Outside, kids clomp around the “natural playground,” with its winding pathway, grassy hills and big stone boulder.

“Our role is to ensure this is a safe place. We’re not a community center that can open its doors to everybody, but we are a safe place for people to be,” said Nilda Vargas, site director for the facility, 1653 W. 43rd St.

Opened in 2001, the Freire center, named after the influential Brazilian educator, is operated by Chicago Commons, a group that offers a wide range of resources for residents in the city’s poorest neighborhoods, from early childhood education programs to adult day care for the elderly.

Vargas said the center and its federally funded education programs have been a “safe haven” in the neighborhood, which has been racked by gang violence, including a mass shooting in September that left 13 people, including a 3-year-old boy, injured with bullet wounds.

Earlier this year, a shooting took place about a block away during a daytime meeting with parents at the school, Vargas said.

Like the other three family centers operated by Chicago Commons, the Back of the Yards facility operates under the Reggio Emilia approach to education, a method that prioritizes a child’s involvement in their school surroundings, makes teachers "co-collaborators" and encourages parental involvement.

The building's hallways are lined with kids' “experience” projects, like a colorful canvas painted by brooms and art projects made from recycled materials.  

The goal is to make the toddlers “school ready," and Chicago Commons leaders boast of the percentage of their students who've met or exceeded expectations for "kindergarten readiness."

But beyond the Freire center's academic components, community leaders and parents say the center can serve as a conduit to broader social success.

"We have certain values and beliefs about community engagement and family engagement and supporting children as capable individuals and setting the foundation for them to become great citizens. That tends to not be a component of elementary school because it's all rote learning. What we're doing is opening possibilities to them to be those who think outside the box," said Janice Woods, coordinator of child development programs for Chicago Commons.

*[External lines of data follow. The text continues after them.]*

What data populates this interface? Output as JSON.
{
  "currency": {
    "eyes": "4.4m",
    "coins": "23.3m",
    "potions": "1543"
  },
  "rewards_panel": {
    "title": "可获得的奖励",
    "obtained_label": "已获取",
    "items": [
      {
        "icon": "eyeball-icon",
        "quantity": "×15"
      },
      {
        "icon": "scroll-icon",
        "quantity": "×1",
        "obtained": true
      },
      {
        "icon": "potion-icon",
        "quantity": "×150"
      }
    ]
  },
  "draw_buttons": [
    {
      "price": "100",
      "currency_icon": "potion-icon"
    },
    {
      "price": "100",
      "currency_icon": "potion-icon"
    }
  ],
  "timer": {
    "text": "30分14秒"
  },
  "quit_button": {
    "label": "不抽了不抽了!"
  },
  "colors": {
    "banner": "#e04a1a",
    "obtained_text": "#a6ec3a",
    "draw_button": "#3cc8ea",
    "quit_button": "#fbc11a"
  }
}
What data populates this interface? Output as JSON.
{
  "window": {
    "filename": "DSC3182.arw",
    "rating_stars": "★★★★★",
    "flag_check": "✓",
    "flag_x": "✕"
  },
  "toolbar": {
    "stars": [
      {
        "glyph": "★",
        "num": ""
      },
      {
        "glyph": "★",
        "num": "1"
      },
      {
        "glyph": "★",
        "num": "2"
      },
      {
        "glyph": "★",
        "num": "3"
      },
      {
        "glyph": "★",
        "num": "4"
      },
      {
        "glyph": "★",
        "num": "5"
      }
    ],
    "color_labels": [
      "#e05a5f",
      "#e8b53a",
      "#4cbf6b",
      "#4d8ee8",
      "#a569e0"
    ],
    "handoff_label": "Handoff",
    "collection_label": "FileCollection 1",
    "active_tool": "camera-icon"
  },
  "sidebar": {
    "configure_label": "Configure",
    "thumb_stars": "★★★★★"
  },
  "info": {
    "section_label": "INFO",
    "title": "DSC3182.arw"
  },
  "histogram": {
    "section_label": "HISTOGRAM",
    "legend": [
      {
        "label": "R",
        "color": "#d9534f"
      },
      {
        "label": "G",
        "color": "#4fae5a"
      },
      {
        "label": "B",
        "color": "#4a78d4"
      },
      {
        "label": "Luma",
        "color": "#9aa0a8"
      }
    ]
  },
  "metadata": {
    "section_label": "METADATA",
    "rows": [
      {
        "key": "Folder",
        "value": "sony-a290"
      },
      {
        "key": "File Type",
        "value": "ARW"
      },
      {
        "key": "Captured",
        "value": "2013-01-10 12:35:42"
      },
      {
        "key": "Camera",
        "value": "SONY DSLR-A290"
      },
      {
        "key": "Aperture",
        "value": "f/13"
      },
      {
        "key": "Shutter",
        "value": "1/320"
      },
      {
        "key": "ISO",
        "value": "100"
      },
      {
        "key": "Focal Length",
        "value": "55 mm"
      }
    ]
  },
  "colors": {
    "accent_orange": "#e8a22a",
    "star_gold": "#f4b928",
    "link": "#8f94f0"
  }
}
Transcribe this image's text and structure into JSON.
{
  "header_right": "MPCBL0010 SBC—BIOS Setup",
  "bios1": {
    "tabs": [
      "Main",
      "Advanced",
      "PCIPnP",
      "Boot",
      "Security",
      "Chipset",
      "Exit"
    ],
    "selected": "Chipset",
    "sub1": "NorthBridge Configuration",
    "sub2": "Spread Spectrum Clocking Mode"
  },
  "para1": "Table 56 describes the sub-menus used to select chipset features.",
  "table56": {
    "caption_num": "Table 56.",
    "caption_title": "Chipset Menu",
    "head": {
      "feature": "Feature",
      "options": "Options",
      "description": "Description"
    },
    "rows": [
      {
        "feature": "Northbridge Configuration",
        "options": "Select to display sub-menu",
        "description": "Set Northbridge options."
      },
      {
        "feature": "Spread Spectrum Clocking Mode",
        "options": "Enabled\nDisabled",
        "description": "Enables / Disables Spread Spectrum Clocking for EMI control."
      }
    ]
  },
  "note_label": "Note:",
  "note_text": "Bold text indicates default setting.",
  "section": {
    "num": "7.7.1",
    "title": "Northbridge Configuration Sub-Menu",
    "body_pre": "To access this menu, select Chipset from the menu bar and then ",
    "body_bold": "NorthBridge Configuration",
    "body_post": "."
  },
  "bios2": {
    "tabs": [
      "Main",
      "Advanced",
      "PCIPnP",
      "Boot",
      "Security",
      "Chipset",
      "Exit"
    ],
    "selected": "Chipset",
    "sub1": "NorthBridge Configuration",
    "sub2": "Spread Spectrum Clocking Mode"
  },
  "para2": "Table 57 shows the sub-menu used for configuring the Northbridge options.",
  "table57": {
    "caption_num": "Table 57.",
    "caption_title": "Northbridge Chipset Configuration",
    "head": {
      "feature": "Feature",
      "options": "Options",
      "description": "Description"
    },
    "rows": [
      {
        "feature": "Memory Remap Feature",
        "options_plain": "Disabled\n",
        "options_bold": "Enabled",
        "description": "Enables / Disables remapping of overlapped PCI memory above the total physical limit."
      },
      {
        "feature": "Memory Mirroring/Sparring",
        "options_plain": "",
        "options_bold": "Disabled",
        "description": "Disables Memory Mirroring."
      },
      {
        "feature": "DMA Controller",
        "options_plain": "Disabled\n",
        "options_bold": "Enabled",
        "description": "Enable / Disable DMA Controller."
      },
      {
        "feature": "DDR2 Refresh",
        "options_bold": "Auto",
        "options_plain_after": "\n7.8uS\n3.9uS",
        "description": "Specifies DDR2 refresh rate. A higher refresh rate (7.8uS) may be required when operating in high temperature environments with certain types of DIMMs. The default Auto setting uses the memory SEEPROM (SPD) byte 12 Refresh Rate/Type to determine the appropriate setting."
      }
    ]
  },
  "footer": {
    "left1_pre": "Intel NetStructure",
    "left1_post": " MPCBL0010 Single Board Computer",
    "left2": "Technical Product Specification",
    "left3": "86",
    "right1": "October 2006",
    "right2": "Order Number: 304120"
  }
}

Yuridaina Garrido is a part-time small business administrator getting by on her $13,000 annual income.

After enrolling her 4-year-old daughter in the early childhood program last year, the 30-year-old Back of the Yards resident said she's seen nothing but positive developments.

"I really love it because it has stimulated cause-and-effect learning as well as problem solving. And [my daughter] can have conversations about that," she said.

The benefits aren't only for the kids, she said. Parents are invited to health and wellness workshops and a seminars hosted by the Chicago Public Library.

"I think that it helps us come together and learn different ways of coping academically. ... [The school] is really inclined to bring the community together as a family," she said. 

The center also houses a CPS-funded after-school program that invites kids for activities and homework help, offers a prenatal program offering resources to pregnant women and hires elderly workers to help out in the classrooms.

Craig Chico, who leads the Back of the Yards Neighborhood Council, said kids in the community are “already behind the 8-ball with language challenges, economics and their support network.

“You don’t have this problem in upper and more affluent communities. Here in this community, it’s all people have,” said Chico, who sits on the board of a similar early childhood effort called El Valor.

Equally troubling, community leaders say, is that most of the center’s programs are funded by the federal government’s Early Head Start and Head Start initiatives and could be at risk because of budget cuts.

Across the country, some Head Start programs were temporarily shuttered during the federal government shutdown, and budget cuts from “sequestration” have forced the Department of Health and Human Services to boot nearly 60,000 kids from Head Start, according to stats from the National Head Start Association.

Vargas said the faculty at her program, some 51 employees servicing its 184 students, are “breathing until January,” when budget talks resume in Washington.

“Thank goodness we’re OK for now,” she said.